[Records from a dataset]
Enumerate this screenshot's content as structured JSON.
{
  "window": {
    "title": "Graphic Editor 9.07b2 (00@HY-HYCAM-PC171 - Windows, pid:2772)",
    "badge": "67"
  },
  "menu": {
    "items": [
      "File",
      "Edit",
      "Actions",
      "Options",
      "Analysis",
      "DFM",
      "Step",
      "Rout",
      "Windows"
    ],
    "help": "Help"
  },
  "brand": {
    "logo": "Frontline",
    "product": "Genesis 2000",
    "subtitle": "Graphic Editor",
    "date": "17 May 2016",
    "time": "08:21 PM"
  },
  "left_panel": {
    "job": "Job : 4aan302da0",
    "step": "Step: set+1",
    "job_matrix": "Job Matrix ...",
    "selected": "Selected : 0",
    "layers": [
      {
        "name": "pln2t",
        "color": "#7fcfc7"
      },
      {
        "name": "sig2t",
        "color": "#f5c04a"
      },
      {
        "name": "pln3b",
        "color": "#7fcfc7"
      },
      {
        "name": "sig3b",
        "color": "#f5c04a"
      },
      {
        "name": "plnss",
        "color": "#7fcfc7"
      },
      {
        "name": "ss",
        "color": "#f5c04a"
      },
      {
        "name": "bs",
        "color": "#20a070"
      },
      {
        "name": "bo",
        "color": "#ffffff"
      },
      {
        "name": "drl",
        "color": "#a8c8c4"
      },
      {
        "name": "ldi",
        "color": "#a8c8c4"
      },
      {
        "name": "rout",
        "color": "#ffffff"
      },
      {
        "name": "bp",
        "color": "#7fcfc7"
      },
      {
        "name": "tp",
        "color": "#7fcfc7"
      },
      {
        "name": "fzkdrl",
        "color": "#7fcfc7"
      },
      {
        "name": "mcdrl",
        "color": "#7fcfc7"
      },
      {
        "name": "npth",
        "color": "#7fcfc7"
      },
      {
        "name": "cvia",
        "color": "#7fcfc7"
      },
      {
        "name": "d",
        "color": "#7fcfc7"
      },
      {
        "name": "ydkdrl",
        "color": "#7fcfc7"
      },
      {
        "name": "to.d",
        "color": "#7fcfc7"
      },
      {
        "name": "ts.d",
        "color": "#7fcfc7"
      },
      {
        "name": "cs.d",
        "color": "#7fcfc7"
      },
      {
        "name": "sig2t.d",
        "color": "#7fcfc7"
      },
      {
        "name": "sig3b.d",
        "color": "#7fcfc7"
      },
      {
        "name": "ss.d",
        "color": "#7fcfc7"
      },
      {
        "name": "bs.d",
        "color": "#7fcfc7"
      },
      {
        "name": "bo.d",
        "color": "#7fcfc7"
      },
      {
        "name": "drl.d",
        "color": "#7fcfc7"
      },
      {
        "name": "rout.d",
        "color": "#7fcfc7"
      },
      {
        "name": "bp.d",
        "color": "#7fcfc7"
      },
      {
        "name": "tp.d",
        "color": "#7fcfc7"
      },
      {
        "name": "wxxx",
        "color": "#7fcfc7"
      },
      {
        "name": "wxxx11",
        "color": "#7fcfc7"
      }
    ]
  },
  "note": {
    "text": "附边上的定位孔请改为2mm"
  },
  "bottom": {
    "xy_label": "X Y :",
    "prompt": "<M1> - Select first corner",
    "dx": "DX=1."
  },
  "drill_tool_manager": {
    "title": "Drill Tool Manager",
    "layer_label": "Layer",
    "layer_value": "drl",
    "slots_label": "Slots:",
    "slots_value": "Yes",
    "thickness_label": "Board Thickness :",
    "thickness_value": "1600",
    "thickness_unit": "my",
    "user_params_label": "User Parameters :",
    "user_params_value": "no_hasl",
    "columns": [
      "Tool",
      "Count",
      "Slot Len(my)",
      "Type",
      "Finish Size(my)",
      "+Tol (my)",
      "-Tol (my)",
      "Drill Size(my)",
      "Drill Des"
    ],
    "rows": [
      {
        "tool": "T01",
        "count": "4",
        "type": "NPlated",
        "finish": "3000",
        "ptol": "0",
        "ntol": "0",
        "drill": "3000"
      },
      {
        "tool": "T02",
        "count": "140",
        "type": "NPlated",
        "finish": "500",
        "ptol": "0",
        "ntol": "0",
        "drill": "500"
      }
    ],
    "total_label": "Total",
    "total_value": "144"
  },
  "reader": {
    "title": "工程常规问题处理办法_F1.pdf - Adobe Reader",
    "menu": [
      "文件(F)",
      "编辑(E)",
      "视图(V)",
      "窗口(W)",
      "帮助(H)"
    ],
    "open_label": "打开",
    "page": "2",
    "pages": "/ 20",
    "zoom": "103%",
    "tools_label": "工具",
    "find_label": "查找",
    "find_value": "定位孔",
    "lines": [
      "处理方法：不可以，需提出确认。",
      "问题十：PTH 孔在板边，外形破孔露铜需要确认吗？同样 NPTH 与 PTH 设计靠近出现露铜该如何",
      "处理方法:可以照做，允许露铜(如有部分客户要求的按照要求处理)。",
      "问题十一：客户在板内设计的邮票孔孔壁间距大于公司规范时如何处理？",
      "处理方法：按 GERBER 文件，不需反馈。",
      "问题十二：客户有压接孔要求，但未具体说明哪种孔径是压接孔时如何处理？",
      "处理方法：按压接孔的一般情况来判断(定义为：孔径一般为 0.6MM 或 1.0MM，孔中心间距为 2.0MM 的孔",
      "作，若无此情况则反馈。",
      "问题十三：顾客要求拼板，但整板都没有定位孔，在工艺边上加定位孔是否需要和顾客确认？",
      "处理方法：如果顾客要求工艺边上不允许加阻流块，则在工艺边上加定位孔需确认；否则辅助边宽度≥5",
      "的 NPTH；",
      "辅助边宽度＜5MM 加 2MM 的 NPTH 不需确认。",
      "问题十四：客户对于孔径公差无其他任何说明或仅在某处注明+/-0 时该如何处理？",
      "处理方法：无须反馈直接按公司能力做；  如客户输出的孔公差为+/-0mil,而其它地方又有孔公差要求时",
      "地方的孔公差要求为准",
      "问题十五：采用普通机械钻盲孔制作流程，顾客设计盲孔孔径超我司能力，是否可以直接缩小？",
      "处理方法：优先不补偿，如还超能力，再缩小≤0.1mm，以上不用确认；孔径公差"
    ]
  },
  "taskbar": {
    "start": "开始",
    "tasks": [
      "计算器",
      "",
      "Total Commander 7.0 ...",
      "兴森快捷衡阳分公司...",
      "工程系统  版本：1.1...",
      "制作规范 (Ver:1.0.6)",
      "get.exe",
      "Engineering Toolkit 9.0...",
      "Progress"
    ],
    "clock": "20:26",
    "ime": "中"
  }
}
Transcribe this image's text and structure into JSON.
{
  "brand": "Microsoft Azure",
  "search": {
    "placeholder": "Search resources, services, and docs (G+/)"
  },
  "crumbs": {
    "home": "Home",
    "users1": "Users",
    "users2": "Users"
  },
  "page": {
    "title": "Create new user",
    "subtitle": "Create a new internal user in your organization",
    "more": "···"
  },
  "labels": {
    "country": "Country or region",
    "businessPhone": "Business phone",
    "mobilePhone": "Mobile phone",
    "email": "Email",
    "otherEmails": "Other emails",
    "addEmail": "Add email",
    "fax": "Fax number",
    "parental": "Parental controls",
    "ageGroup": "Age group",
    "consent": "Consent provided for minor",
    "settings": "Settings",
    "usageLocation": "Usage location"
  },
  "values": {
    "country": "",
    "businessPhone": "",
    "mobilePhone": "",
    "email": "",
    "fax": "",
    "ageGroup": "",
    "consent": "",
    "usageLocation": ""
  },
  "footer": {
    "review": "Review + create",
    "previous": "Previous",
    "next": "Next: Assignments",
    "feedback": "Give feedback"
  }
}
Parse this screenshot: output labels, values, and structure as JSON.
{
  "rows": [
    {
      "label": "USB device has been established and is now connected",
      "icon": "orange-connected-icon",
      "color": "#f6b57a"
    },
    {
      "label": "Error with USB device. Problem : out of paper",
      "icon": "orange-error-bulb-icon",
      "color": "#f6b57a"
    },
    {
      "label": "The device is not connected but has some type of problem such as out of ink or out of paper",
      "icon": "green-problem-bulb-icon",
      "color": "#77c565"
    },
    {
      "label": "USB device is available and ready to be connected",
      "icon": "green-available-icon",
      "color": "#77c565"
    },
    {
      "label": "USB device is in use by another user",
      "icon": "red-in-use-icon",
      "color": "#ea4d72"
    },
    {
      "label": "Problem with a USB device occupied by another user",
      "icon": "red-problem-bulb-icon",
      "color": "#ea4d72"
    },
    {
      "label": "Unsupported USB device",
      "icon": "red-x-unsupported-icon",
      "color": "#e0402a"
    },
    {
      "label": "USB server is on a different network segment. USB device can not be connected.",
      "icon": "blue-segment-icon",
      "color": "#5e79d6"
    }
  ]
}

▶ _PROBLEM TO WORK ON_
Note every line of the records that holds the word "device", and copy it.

▶ _TASK ANSWER_
      "label": "USB device has been established and is now connected",
      "label": "Error with USB device. Problem : out of paper",
      "label": "The device is not connected but has some type of problem such as out of ink or out of paper",
      "label": "USB device is available and ready to be connected",
      "label": "USB device is in use by another user",
      "label": "Problem with a USB device occupied by another user",
      "label": "Unsupported USB device",
      "label": "USB server is on a different network segment. USB device can not be connected.",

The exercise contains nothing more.